SUMMARY: "Growers in Iowa and Illinois are experiencing hardship with damaged Bt hybrid corn crops destroyed by corn rootworm. With proven results and convenient applications, Capture LFR insecticide by FMC Corporation works to combat this issue directly. ?Currently, more fields are having resistance issues with rootworm in Bt corn,? FMC Senior Technical Sales Lead Joe Reed said. ?Growers must use an insecticide to protect that technology. One way growers can do that is by using Capture LFR.?"

----- archive: http://www.genet-info.org/information-services.html -----


FMC PROVIDES ANSWERS TO CORN ROOTWORM ISSUES

Philadelphia ? Growers in Iowa and Illinois are experiencing hardship with damaged Bt hybrid corn crops destroyed by corn rootworm. With proven results and convenient applications, Capture® LFR® insecticide by FMC Corporation works to combat this issue directly.

?Currently, more fields are having resistance issues with rootworm in Bt corn,? FMC Senior Technical Sales Lead Joe Reed said. ?Growers must use an insecticide to protect that technology. One way growers can do that is by using Capture LFR.?

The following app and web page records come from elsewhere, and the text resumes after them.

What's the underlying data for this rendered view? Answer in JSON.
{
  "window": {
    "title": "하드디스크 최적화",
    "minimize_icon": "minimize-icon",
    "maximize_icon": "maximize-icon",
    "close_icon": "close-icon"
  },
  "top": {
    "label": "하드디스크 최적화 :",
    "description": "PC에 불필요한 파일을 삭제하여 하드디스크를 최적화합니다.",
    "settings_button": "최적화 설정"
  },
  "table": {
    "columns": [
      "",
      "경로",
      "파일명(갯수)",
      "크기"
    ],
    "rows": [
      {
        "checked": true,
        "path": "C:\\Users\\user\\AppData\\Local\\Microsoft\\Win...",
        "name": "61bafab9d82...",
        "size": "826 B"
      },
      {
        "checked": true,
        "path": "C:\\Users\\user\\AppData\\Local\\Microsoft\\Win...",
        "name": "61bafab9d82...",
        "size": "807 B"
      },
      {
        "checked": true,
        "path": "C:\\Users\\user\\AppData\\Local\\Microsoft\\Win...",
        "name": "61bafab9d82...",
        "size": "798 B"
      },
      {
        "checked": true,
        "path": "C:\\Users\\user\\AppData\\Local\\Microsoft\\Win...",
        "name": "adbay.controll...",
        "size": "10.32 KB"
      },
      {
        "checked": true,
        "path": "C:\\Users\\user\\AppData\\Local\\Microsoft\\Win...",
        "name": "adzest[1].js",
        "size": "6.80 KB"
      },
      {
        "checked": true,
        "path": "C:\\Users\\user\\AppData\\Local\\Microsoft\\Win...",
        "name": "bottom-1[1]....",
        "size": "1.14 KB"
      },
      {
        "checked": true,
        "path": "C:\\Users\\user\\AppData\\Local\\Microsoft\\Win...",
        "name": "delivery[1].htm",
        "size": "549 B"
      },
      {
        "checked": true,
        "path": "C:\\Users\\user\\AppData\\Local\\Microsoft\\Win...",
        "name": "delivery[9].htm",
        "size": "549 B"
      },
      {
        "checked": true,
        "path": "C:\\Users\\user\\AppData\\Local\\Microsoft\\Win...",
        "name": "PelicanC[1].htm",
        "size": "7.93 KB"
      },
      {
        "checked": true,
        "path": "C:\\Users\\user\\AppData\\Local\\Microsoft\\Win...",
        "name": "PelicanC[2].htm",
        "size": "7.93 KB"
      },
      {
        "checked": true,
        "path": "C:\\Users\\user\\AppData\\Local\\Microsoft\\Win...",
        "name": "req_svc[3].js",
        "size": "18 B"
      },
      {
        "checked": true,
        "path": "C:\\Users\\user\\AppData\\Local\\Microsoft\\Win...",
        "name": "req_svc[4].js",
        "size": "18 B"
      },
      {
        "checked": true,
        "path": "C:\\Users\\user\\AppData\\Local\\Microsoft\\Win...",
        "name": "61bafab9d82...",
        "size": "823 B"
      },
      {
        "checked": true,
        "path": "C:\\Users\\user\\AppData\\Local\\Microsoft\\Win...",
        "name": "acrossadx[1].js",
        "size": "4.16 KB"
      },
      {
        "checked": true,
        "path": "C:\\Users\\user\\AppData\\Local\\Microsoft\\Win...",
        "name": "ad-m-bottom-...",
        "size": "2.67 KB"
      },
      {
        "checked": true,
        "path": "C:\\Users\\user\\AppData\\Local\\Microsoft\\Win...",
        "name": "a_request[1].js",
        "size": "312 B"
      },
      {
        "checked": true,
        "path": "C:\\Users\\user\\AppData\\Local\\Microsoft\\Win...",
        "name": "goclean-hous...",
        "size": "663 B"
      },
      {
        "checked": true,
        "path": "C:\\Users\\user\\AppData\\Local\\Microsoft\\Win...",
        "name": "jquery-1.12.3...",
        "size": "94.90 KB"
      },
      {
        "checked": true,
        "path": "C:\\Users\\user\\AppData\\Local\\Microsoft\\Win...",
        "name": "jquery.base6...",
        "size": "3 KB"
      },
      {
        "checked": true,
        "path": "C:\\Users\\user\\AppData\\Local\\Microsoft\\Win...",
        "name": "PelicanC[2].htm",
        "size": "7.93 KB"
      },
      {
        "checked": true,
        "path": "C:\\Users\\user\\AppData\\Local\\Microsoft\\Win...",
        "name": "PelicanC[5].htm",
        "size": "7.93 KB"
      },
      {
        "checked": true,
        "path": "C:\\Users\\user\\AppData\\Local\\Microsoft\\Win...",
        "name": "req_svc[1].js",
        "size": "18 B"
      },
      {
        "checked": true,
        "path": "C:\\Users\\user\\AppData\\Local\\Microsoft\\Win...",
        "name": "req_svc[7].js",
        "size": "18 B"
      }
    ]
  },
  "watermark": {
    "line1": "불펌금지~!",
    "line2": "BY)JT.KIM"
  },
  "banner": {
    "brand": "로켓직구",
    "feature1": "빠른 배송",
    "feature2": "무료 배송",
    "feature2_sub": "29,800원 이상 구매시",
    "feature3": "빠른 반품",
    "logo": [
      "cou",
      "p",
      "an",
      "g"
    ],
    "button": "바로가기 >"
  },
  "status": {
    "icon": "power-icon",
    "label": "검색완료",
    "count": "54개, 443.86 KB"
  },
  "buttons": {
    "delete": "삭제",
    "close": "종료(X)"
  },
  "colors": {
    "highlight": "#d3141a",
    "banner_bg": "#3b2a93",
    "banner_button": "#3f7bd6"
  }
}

With advanced soil insect control, Capture LFR is specially formulated to directly mix with liquid fertilizers and water. In addition to corn rootworms, Capture LFR insecticide provides a complete zone of protection that controls cutworms, wireworms, grubs and other seed and seedling pests. With appropriate application raete, corn rootworm can be controlled.

?With seed corn prices going up, that seed is going to be more valuable. Along with high commodity prices, the threshold for loss of stand is even lower than it has been in the past,? said Reed. Capture LFR saves a grower time and money while helping to boost and protect yields.

Five years of field data averaged an 11.3 bushels per acre increase when using Capture LFR insecticide. In an Iowa corn rootworm trial featuring Capture LFR, the average bushel per acre harvested was 171. Untreated, the same fields averaged 162 Bu/A.

?You don?t need a severe pest outbreak to use products to increase your yield,? said Adam Prestegord, FMC product manager. ?Plant health begins as soon as you open the bag of seed.?

With stacked seeds showing resistance to corn rootworm, other crop pest management techniques should be focused on. Growers should look to rotating crops between corn and soybeans, which can help to combat pests. Beginning with clean fields is also necessary to increase results and decrease the chance of pests.

By troubleshooting yield limiting factors throughout the season, growers will optimize their yields, increasing returns and overall revenue. For more information on FMC crop protection products, please visit www.FMCcrop.com.